Vitamins for the eyes - Vitamin E

Vitamin E is the collective name for a group of eight fat-soluble compounds with distinctive antioxidant activities that help protect the membranes of cells and reduce the oxidation of the bad cholesterol (LDL). Vitamin E is necessary for structural and functional maintenance of skeletal, cardiac, and smooth muscle. It also assists in the formation of red blood cells and helps maintain stores of vitamins A and K, iron, and selenium. It may have a positive effect on immune health, protect against the oxidative damage that can lead to heart disease, have preventive effects against cancer, help relieve symptoms of Alzheimer’s disease, and may help prevent some diabetes-related damage, particularly to the eyes. Some studies suggest that vitamin E helps to possibly prevent cataracts, and it might be yet another factor in preventing macular degeneration (AMD). Vitamin E deficiency causes such problems as poor transmission of nerve impulses, muscle weakness, and retinal degeneration that leads to blindness. This vitamin is found mainly in foods that contain fat like margarine, vegetable oil, wheat germ, nuts, nut butters, and seeds.
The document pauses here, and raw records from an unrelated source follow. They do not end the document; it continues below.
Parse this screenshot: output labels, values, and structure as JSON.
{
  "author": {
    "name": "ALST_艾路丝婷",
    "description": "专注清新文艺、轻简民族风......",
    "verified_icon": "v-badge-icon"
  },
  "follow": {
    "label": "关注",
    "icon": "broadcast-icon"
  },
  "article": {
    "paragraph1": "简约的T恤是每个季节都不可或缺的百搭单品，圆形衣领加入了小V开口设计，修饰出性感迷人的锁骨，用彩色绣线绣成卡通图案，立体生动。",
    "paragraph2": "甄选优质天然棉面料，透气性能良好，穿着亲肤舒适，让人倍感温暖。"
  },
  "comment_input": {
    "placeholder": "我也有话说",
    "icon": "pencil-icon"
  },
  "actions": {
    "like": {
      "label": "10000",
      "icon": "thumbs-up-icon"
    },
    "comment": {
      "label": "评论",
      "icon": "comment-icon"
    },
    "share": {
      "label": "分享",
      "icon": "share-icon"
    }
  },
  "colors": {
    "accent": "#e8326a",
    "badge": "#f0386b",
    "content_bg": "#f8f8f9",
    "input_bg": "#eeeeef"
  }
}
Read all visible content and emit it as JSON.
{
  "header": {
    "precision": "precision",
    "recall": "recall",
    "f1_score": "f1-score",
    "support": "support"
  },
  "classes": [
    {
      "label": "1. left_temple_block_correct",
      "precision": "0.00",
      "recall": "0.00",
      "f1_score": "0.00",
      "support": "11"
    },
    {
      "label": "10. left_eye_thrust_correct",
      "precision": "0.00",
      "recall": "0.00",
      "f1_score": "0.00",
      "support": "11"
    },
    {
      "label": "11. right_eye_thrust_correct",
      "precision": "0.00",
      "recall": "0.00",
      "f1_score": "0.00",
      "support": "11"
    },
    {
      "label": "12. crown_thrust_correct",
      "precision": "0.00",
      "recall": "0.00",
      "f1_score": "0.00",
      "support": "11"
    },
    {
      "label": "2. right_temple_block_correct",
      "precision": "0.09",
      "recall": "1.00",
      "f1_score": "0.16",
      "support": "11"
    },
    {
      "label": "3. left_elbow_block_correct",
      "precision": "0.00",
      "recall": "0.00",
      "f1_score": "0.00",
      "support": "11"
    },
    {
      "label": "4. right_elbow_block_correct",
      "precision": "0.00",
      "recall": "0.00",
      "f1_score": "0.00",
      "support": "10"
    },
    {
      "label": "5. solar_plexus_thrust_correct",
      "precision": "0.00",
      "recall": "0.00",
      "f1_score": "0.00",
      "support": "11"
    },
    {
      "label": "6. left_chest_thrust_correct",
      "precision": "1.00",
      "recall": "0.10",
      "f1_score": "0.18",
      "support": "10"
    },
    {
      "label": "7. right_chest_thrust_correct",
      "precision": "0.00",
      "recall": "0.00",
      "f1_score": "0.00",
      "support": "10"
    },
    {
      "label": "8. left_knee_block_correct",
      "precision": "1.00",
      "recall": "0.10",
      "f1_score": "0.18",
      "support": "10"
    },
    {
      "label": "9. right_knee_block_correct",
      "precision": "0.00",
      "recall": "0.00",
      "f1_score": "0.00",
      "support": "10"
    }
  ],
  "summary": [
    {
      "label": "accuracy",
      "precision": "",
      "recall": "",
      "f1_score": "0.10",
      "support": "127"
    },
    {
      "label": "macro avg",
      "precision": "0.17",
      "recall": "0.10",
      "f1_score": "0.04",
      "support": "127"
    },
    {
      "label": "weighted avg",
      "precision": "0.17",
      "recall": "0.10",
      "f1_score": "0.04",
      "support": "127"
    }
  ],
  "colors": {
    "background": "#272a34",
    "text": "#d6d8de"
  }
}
Vitamins for the eyes - Vitamin D

Vitamin D is a fat-soluble vitamin that is naturally present in very few foods and can be made in our body when exposed to the sunrays. Among older Americans, age-related macular degeneration (AMD) is the leading cause of vision loss, with more than 25 million people worldwide suffering from it. AMD occurs when part of the retina deteriorates. Because AMD affects the central portion of vision, it impacts daily activities like driving, reading and doing close work. People with early AMD are associated with lower levels of vitamin D in their blood. Including vitamin D in your lifestyle can help keep you from being a part of this affected group.While there’s no substitute for vitamin D obtained through sunlight, you can get vitamin D through a variety of foods including milk, cold-water fish such as red sockeye salmon, sardines or cod liver oil and other foods containing essential fatty acids, as well as nutritional supplements. Omega-3 is the most well known essential fatty acid, which can be found in avocado, salmon, tuna and dark leafy vegetables.

Vitamins for the eyes - Vitamin C

Vitamin C (also known as ascorbic acid) is a water-soluble vitamin abundant in fruits and vegetables, vitamin C helps the body form and maintain connective tissue, which also exists in the cornea of the eye. Vitamin C also promotes healthy bones, skin and blood vessels, including the delicate vessels in the retina. Studies suggest long-term consumption of vitamin C also may reduce the risk of forming a cataract and vision loss from macular degeneration. Unlike most animals, humans are unable to produce vitamin C in the body. So we must get our daily dose of ascorbic acid from our diet. A diet deficient in vitamin C can lead to a serious disease scurvy which causes muscle weakness among other problems. Excellent natural sources of vitamin C include peppers, citrus fruits, berries, tropical fruits, potatoes, tomatoes and green leafy vegetables.

Vitamins for the eyes - Vitamin B

B vitamins are a group of water-soluble vitamins that play important roles in cell metabolism. A deficiency in B-2 might also result in eye problems such as redness and irritation. You might also experience eye fatigue and light sensitivity. Vitamin B-2 might also help prevent cataracts, an eye condition that gradually affects the clarity of the lens inside the eye, resulting in cloudy vision. A deficiency in vitamin B-1, also known as thiamine, might cause eye muscle weakness and uncontrollable trembling. In rare instances, a deficiency in vitamin B-12 might also result in eye movement disorders. Vitamin B-12 is a nutrient found in many animal-based foods, and people who follow a vegetarian or vegan diet have a higher risk for a deficiency. If you have low levels of vitamin B-12, you might experience loss of vision or double vision as a result of inadequate intake. B vitamins can be found in a variety of foods such as meat, soy beverages, grains and vegetables and fruits.